Menopause (sometimes called "the change of life") is a normal time in a woman's life when her period stops. During menopause, some women have problems like hot flashes, vaginal dryness and irritation, and thin bones. Some women choose to treat their symptoms with hormone medicines sometimes called Hormone Therapy.
Check the resources on this page to learn more about menopause and hormones. Then talk to your healthcare provider to find out what treatment is right for you.
There are different types of hormone medicines used during and after menopause:
Combination Estrogen and Progestin Medicines
Combination Estrogen and Other Medicines
For some women, hormone therapy may increase their chances of getting blood clots, heart attacks, strokes, breast cancer, and gall bladder disease.
You should not take hormone therapy for menopause if you think you are pregnant, have problems with vaginal bleeding, have had certain kinds of cancers, have had a stroke or heart attack, have had blood clots or have liver disease.
You can get hormone medicines as a pill, patch, injection, gel, skin cream, skin spray, vaginal ring, vaginal cream, vaginal insert and vaginal tablet.
Kids and pets can get sick if accidently exposed to your medicines.
Read the label and check FDA's website to find out how to safely throw out your hormone patches and other medicines.
Keep kids and pets away from skin sprayed with hormone medicine used to treat hot flashes caused by menopause.
Learn more about menopause and hormones:
Sellers of compounded "bio-identical" hormones often claim that their products are identical to hormones made by the body. They also claim that these products do not have the risks of other FDA approved hormone drugs for menopause. FDA believes that the benefits and risks of bio-identical hormones may be the same as other forms of hormone therapy.
Bio-Identical hormones may not be safer or more effective than FDA-approved menopause hormone therapy.
Bio-Identical hormones are not FDA approved.
Get the facts about compounded bio-identical hormones:
Make decisions about menopause and hormones with your doctor. Here are a few questions to get the conversation started.
Are hormones right for me? Why?
What are the benefits?

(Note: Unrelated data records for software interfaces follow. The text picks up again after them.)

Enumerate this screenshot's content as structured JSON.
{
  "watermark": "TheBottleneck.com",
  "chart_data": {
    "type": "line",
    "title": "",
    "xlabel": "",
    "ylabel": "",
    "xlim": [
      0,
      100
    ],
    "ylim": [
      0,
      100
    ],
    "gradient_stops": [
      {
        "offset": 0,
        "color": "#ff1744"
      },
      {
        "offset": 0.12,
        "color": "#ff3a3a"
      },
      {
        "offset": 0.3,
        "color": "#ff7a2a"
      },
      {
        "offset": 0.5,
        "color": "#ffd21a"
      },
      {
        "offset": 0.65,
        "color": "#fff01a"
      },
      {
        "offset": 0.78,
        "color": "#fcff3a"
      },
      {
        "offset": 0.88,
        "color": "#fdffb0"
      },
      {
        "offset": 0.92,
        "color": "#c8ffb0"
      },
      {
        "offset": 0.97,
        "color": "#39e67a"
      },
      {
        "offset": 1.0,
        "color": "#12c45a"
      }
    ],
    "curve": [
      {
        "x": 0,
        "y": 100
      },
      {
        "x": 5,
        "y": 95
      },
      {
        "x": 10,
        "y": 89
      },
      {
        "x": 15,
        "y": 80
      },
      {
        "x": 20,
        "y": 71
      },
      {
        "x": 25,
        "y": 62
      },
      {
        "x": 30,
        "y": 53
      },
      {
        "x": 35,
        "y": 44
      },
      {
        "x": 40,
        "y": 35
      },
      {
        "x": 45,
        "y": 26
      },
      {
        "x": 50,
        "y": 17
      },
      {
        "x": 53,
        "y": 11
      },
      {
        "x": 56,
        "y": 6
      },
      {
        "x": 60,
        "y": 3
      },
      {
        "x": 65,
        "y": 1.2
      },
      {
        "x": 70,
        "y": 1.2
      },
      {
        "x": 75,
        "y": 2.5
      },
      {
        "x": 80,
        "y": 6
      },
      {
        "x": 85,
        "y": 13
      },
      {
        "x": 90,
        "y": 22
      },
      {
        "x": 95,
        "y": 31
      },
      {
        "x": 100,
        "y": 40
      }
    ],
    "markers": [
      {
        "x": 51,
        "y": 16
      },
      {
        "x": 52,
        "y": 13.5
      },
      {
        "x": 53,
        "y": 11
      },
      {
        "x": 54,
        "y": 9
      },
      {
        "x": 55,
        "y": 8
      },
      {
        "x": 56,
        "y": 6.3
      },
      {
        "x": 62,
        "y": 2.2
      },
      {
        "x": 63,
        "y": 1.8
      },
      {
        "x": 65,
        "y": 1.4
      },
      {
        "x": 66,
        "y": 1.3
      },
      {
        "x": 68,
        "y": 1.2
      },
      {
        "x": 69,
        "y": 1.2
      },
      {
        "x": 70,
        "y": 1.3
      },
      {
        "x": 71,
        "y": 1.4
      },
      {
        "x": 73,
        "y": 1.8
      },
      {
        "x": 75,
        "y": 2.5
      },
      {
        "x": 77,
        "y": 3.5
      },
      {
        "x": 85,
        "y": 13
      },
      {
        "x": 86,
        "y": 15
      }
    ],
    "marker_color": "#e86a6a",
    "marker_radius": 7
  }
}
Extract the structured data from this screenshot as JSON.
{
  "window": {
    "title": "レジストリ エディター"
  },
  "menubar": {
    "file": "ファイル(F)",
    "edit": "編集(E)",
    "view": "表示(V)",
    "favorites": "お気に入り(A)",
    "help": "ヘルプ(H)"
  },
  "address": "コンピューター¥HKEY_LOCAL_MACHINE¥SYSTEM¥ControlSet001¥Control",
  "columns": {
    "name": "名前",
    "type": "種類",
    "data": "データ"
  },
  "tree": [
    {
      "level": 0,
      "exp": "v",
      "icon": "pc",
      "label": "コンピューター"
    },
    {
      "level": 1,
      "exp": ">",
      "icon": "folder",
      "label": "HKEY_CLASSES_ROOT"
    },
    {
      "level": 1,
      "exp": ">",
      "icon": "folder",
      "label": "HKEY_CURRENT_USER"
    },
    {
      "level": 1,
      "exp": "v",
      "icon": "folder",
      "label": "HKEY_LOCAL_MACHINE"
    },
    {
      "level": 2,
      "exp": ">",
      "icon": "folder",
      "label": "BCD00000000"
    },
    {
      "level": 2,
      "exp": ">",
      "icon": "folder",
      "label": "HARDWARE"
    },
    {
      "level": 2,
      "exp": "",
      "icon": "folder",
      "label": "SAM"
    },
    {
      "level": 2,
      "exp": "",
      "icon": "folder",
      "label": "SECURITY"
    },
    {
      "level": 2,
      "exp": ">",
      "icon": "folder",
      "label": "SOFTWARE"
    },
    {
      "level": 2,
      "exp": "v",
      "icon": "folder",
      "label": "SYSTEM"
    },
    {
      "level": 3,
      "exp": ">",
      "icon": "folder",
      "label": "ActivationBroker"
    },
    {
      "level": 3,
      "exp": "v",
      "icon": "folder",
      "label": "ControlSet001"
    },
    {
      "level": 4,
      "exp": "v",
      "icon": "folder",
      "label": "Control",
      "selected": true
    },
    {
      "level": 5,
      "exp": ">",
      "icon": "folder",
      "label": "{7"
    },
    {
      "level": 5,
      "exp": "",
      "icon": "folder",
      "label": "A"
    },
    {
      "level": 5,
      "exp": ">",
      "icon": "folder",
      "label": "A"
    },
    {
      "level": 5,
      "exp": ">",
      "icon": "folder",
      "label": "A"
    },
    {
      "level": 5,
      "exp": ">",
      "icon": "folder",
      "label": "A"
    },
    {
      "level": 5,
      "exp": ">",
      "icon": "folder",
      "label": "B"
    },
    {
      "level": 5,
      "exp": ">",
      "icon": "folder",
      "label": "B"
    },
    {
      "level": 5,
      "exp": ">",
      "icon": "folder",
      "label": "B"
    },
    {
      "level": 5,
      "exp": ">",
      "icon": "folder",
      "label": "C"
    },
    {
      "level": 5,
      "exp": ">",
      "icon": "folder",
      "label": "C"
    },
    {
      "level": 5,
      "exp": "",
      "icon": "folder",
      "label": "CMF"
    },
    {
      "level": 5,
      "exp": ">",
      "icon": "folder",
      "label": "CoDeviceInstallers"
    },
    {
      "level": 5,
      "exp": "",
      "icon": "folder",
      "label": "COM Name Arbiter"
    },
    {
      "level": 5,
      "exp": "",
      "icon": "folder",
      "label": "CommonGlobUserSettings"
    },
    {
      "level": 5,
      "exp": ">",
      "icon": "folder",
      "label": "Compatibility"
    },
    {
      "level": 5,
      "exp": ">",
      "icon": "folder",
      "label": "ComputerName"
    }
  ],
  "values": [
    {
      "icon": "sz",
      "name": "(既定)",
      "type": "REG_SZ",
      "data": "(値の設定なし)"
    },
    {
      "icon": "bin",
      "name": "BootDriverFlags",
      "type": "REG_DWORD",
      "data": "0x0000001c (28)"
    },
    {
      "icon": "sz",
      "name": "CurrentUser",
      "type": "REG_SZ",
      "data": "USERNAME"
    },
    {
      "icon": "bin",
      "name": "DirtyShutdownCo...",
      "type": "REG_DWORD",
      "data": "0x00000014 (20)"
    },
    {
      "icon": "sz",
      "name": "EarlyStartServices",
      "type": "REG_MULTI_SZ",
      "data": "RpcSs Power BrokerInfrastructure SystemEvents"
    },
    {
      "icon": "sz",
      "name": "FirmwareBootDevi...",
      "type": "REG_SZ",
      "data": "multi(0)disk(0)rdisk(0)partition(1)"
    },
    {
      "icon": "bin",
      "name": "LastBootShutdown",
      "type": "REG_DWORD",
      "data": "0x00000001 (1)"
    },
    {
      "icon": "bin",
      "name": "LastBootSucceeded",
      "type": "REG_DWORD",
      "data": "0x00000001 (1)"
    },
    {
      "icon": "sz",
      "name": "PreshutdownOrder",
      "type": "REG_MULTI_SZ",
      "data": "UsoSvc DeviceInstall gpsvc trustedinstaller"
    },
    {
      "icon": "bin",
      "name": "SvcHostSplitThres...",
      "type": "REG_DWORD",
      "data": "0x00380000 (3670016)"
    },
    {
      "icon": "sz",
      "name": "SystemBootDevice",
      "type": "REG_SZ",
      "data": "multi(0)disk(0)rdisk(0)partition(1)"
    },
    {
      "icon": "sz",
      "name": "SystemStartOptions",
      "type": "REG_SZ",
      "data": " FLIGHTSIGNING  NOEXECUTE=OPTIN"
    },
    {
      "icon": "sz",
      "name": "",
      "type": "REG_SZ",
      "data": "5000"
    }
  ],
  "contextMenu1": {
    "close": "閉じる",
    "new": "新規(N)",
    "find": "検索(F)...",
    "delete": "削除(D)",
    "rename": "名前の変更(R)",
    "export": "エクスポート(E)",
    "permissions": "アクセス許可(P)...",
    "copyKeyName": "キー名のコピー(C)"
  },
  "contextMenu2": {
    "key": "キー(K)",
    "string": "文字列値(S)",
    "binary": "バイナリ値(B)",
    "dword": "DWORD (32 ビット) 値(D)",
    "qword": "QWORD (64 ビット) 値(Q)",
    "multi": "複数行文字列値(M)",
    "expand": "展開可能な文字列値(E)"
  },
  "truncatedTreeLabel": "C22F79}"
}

What are the serious risks and common side effects?
How long should I use hormone therapy?
What is the lowest dose that will work for me?
Are there any non-hormone medicines that I can take?